What businesses saw
Carver’s had a steady stream of business throughout the weekend, but did send some employees home when crowds weren’t as big as expected, Hurst said.
Customer traffic at Half Price Tees was up 27 percent over the same weekend last year, store owner Eric Kiesel said. Sales increased at an even greater rate, but, Kiesel said, “do I think it was what it was hyped to be? No, absolutely not.”
In a refrain that several other business people echoed, Kiesel said that the motorcycle rallies over Labor Day weekend are better for business than the Pro Challenge.
“A lot of the pro riders and staff, they’re here to bike, not to shop,” Kiesel said.
The Pro Challenge overlapped with the Durango & Silverton Narrow Gauge Railroad’s 13th Annual Railfest, but the influx of people didn’t do much to boost the train’s ridership numbers, spokeswoman Andrea Seid said.
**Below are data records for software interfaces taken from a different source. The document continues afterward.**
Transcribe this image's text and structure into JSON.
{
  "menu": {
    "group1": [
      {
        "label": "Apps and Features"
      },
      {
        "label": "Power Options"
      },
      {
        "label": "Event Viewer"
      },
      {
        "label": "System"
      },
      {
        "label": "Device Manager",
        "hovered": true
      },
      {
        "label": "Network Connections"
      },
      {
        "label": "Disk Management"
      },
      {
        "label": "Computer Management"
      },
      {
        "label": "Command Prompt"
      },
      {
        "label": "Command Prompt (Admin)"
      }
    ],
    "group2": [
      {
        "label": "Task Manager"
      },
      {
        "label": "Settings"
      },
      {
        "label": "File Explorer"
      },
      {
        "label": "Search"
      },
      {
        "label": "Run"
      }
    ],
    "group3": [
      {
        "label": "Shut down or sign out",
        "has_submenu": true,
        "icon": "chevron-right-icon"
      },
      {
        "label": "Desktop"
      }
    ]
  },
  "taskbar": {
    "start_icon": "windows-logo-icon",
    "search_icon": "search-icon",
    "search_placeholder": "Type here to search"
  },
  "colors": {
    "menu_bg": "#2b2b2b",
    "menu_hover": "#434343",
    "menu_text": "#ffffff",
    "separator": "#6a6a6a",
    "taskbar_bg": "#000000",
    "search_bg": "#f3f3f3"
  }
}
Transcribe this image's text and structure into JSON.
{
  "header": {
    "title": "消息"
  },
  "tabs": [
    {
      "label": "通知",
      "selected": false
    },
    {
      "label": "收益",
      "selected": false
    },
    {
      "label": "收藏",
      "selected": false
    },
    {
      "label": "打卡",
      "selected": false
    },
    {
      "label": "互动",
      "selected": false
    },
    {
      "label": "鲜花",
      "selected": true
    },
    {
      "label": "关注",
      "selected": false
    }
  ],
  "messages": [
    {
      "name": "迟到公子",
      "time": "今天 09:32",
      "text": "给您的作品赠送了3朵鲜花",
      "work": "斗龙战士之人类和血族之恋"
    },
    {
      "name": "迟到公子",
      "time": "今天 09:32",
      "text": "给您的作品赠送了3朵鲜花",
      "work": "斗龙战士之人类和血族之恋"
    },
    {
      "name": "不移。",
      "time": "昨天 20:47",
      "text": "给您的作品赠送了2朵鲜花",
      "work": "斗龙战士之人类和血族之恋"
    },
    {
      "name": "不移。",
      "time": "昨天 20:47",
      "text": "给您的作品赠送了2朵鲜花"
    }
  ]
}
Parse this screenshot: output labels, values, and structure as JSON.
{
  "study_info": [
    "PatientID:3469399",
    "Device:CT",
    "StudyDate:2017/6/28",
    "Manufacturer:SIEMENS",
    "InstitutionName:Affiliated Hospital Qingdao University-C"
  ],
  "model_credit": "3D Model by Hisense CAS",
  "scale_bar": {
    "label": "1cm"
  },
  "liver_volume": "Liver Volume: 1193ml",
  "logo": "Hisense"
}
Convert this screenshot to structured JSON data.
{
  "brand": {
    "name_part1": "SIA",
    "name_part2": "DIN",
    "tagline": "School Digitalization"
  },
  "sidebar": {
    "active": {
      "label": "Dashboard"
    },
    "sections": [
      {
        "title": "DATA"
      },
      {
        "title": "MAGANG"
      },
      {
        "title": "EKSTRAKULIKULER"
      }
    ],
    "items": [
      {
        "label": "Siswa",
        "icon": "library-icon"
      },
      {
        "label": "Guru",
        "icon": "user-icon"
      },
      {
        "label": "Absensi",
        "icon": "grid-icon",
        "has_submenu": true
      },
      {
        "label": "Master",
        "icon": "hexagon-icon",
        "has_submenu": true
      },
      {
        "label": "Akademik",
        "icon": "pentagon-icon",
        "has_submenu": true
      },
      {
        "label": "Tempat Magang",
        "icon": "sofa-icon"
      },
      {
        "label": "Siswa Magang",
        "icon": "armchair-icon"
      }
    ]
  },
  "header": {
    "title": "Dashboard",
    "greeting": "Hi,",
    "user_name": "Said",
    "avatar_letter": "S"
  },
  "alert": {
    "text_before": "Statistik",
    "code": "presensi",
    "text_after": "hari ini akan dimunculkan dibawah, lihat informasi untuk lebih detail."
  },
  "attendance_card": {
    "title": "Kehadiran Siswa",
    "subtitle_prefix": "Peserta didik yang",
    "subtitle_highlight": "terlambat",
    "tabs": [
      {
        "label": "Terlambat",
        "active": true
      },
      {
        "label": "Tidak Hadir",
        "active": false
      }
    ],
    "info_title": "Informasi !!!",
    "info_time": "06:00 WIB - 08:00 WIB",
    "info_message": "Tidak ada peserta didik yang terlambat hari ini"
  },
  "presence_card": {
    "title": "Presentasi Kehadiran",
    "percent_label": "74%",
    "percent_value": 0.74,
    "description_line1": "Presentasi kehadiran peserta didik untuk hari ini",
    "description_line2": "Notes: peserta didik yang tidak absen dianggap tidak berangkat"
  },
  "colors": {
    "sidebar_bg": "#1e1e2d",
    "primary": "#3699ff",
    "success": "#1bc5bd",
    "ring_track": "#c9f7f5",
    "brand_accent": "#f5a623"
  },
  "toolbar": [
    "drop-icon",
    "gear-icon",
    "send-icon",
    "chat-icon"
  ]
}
People already had plans related to the bicycle race, so the train handed out buy-one, get-one-free coupons to entice visitors to come back to Durango sometime during the next year, she said.
Durango Coffee Co. had lines out the door on Monday (“I’ve never sold so many breakfast burritos,” owner Tim Wheeler said). But Wheeler said Friday and Saturday sales were even or slightly down from the same weekend the year before.
Regardless of sales numbers, Wheeler and other business owners emphasized their enthusiasm for the event.
“It added a tremendous amount of excitement to the town,” Wheeler said.
Money in, money out
Months before the USA Pro Challenge rolled through town, the city of Durango was well aware of the thousands of dollars and hundreds of volunteer hours required to host the starting phase of the race. A sponsorship committee rounded up almost $340,000 in sponsorships, and La Plata County pitched in $25,000. The city made a direct contribution of $50,000, but budgeted about $560,000 total for the race to cover costs like road repairs, new paint and general city spruce-ups. The Durango Area Tourism Office spent about $6,500 on social media and a commercial, and put hours of staff members’ time into running booths, making media bags and general race organization, interim director Susan Lander said.
Local governments hoped the race would spur enough of an increase in sales and lodgers tax revenue that it would make up for those up-front costs. While those numbers won’t be available for another month, some were skeptical.
“It’s hard to imagine that there was enough extra business (about $7 million in sales) in town to replace the half-million spent on preparing for the race,” High Country News Senior Editor Jonathan Thompson wrote on the magazine’s blog.
Other local residents, including several Durango Herald readers, urged a critical look at the city’s investment in the race versus the measurable payback.
“The city should analyze what kind of money they put into the event,” Kiesel said.
It is “no excuse not to snowplow” this winter because Durango “put $500,000 into the Pro Challenge,” he jokingly warned.